A local app developer, in partnership with a telco firm, has donated Android tablets to the Highway Patrol Group of the Philippine National Police that would enable them to reduce the time to clear vehicular road accidents.
Galileo Software Services Inc., which developed the smartphone application called PARAK or Police Accident Report Kit, is partnering with a telecom service provider to initially donate eight Android tablets embedded with the 3G-enabled application.
The tablets with PARAK app were officially handed to CHPG?s director Chief Supt. Arnold Gunnacao by Galileo president Jun Lozada.
Six of the tables will be given to HPG traffic enforcers assigned in the six choke points along EDSA, with the remaining two to be used by roving HPG patrols.
The PARAK application automates the creation of an accident police report, including all the necessary photos that insurance companies require, using the gadget.
Statistics show that on average, about 25 to 60 vehicular traffic accidents occur daily along EDSA. This inevitably slows down traffic to a crawl, and contributes greatly to the congestion of this crucial urban artery especially during peak hours.
Lozada, known as the ZTE-NBN whistleblower, said, “One of the reasons why accidents take longer to be resolved and reported is that the law requires a police investigator to be at the scene of the accident to write down the report, draw sketches before the involved vehicles can be moved out of traffic.”
The police report and a photo of the incident are basic requirements of insurance companies for insured vehicle owner to file claims should lawsuits involved be pursued.
Lozada, who is an IT engineer, added that it takes about four hours to complete the whole reporting process the traditional way.
PARAK application digitizes the creation of the accident police report.

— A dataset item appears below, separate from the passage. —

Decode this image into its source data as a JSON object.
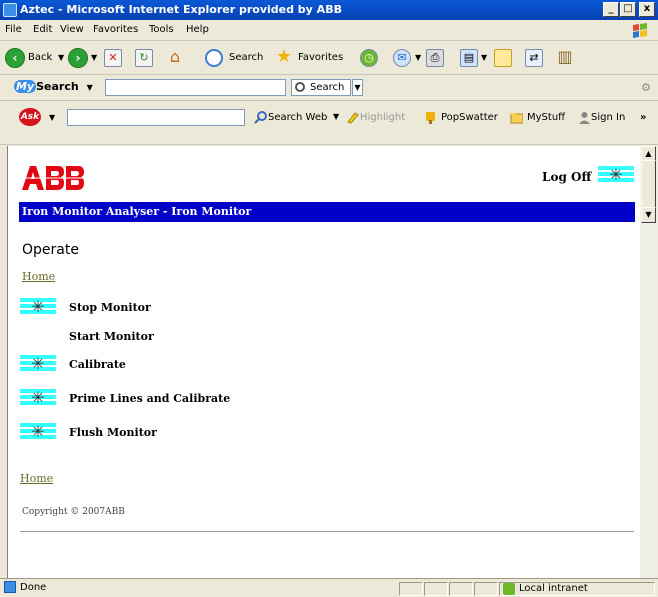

These include generating the photos that insurance companies require, as well as signatures on documents which can be done on the spot.
The HPG can then use the 3G enabled tablets, which are connected to a central database, to upload all information garnered at the accident site immediately.
“The HPG traffic law enforcer only has to open the PARAK application from the tablet and does not need an Internet connection to document the report, that motorists involved in the accident can sign, which together with the pictures, can be emailed to the insurance company on the spot to file their claim,” Lozada said.
With the PARAK application, Lozada said the reporting will be reduced to between 4 to 10 minutes per accident.
Galileo is providing a short training to CHPG law enforcers who will be given the tablets with PARAK application to ensure they can easily run the program during road clearing due to vehicular accident.
“This [PARAK application] is a very useful tool to help our unit manage traffic flow, especially during minor road mishaps; it is applicable in any part of the country where traffic congestion is an issue,” Gunnacao said.
The application also drew favorable reaction from motorists who are keen on getting a version of PARAK so they can use it as well in the event they get involved in road accidents.
Lozada said they are considering on developing similar application for motorists? use.